## DATA EXTRACTS
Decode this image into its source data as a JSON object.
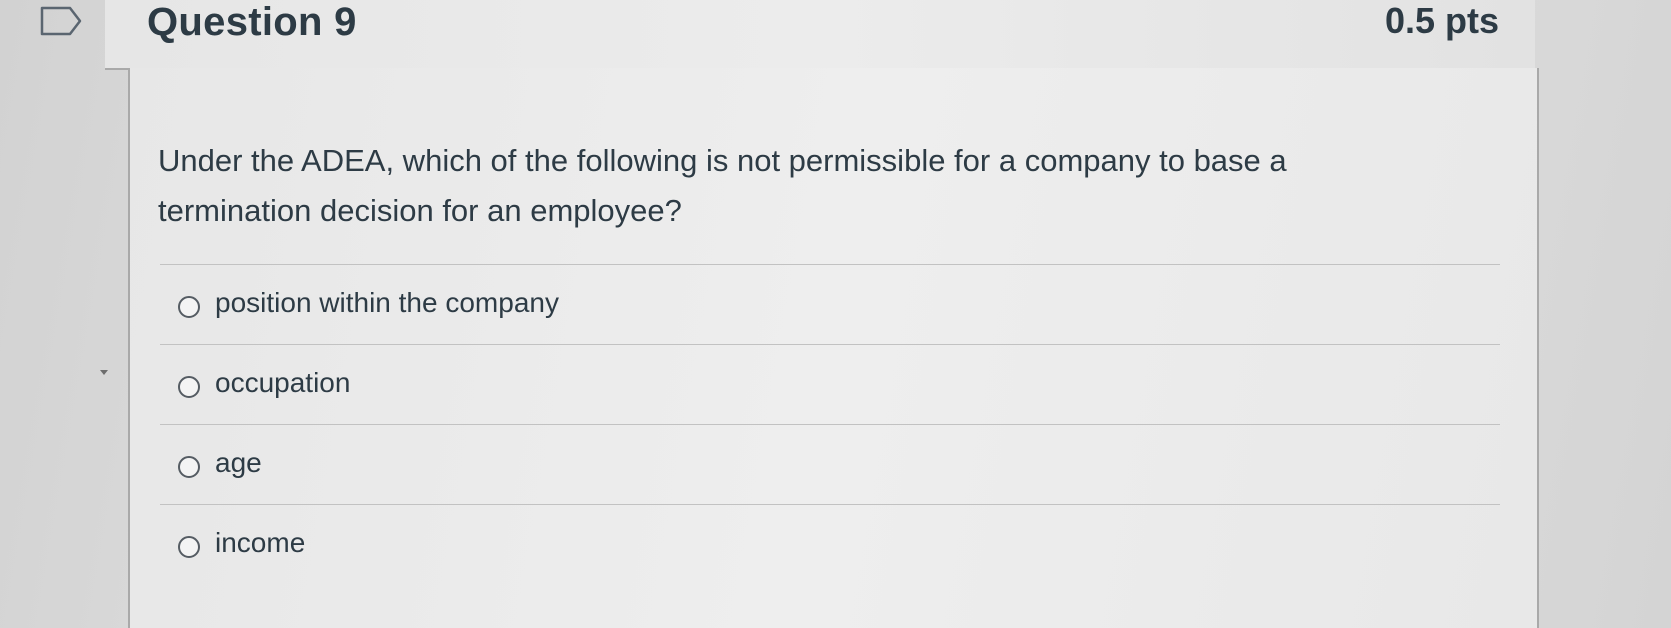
{
  "question": {
    "title": "Question 9",
    "points": "0.5 pts",
    "text": "Under the ADEA, which of the following is not permissible for a company to base a termination decision for an employee?"
  },
  "answers": [
    {
      "label": "position within the company",
      "selected": false
    },
    {
      "label": "occupation",
      "selected": false
    },
    {
      "label": "age",
      "selected": false
    },
    {
      "label": "income",
      "selected": false
    }
  ],
  "icons": {
    "bookmark": "bookmark-flag-icon"
  }
}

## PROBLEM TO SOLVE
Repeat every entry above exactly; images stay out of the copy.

## TASK OUTPUT
Decode this image into its source data as a JSON object.
{
  "question": {
    "title": "Question 9",
    "points": "0.5 pts",
    "text": "Under the ADEA, which of the following is not permissible for a company to base a termination decision for an employee?"
  },
  "answers": [
    {
      "label": "position within the company",
      "selected": false
    },
    {
      "label": "occupation",
      "selected": false
    },
    {
      "label": "age",
      "selected": false
    },
    {
      "label": "income",
      "selected": false
    }
  ],
  "icons": {
    "bookmark": "bookmark-flag-icon"
  }
}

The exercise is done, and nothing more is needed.